Immigration rights advocates applauded a federal judge's ruling on Monday that reinstated a nationwide injunction against a Trump administration rule preventing those who passed through another country before reaching the U.S.-Mexico land border from seeking asylum.
The ACLU, in a tweet, called the ruling by U.S. District Judge Jon Tigar a "victory."
VICTORY: A federal court just reinstated a full block on the Trump administration’s asylum ban.— ACLU (@ACLU) September 9, 2019
This ban categorically denied asylum to anyone at the southern border who had transited through a third country en route to the United States, with very limited exceptions.
"Before today's decision," explained Charanya Krishnaswami, Amnesty International USA's advocacy director for the Americas, "entire parts of this country had essentially become asylum-free zones, where people in search of safety would be arbitrarily barred from asylum based on where they happened to cross the border."
As Common Dreams reported, the administration's rule, rolled out in July, said asylum-seekers who travel through another country before reaching the U.S.-Mexico border were ineligible for asylum in the United States. The rule was panned human rights advocates as "deliberate cruelty."
Judge Tigar issued a nationwide injunction in July. The 9th Circuit Court of Appeals in August limited the scope of the "third country" rule to New Mexico and Texas. The new ruling means the the injunction extends across all the states along the southern border.
Praising Monday's ruling, ACLU attorney Lee Gelernt said, "The court recognized there is grave danger facing asylum-seekers along the entire stretch of the southern border."
Center for Constitutional Rights legal director Baher Azmy welcomed the news as well.
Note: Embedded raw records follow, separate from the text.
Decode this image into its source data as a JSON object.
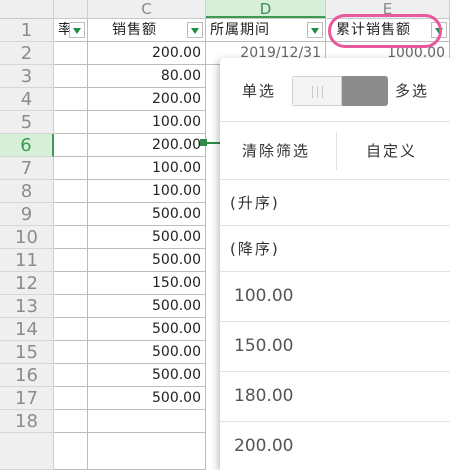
{
  "columns": [
    "C",
    "D",
    "E"
  ],
  "row_numbers": [
    "1",
    "2",
    "3",
    "4",
    "5",
    "6",
    "7",
    "8",
    "9",
    "10",
    "11",
    "12",
    "13",
    "14",
    "15",
    "16",
    "17",
    "18"
  ],
  "headers": {
    "partial_b": "率",
    "sales_amount": "销售额",
    "period": "所属期间",
    "cumulative": "累计销售额"
  },
  "sales_values": [
    "200.00",
    "80.00",
    "200.00",
    "100.00",
    "200.00",
    "100.00",
    "100.00",
    "500.00",
    "500.00",
    "500.00",
    "150.00",
    "500.00",
    "500.00",
    "500.00",
    "500.00",
    "500.00"
  ],
  "partial_row2": {
    "period": "2019/12/31",
    "cumulative": "1000.00"
  },
  "filter_panel": {
    "single_select": "单选",
    "multi_select": "多选",
    "clear_filter": "清除筛选",
    "custom": "自定义",
    "sort_ascending": "(升序)",
    "sort_descending": "(降序)",
    "values": [
      "100.00",
      "150.00",
      "180.00",
      "200.00"
    ]
  },
  "colors": {
    "accent": "#1f8f44",
    "highlight_circle": "#e9589a"
  }
}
"We are gratified the court recognized the reality on the ground," he said, "which is that Trump's asylum ban is affecting thousands of asylum-seekers all across the border—just as it was unlawfully intended to do—and not just at California ports of entry."